REQUIREMENT: Across the records, count every line that includes "text" and give the number by itself.

SUPPLIED DATA:
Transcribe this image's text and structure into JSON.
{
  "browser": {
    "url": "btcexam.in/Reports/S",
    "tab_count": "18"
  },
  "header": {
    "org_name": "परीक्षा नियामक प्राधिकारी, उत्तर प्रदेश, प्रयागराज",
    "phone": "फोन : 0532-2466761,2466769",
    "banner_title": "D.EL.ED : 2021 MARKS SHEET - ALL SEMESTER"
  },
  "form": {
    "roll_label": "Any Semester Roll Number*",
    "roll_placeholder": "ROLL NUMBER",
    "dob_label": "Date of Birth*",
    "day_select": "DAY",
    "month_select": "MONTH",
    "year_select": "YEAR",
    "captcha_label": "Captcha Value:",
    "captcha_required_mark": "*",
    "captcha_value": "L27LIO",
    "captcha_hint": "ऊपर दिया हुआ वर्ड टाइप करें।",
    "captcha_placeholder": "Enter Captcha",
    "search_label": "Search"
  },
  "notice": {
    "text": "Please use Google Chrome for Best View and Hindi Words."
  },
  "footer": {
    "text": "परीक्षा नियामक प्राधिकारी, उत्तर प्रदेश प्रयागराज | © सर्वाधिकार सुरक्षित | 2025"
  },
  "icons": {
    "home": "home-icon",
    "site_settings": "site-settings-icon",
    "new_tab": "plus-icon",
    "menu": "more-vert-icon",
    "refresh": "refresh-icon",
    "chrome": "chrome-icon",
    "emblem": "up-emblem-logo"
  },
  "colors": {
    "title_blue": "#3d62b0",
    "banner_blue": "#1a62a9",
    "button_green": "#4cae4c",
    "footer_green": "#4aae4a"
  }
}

RESPONSE TO THIS EXERCISE: 3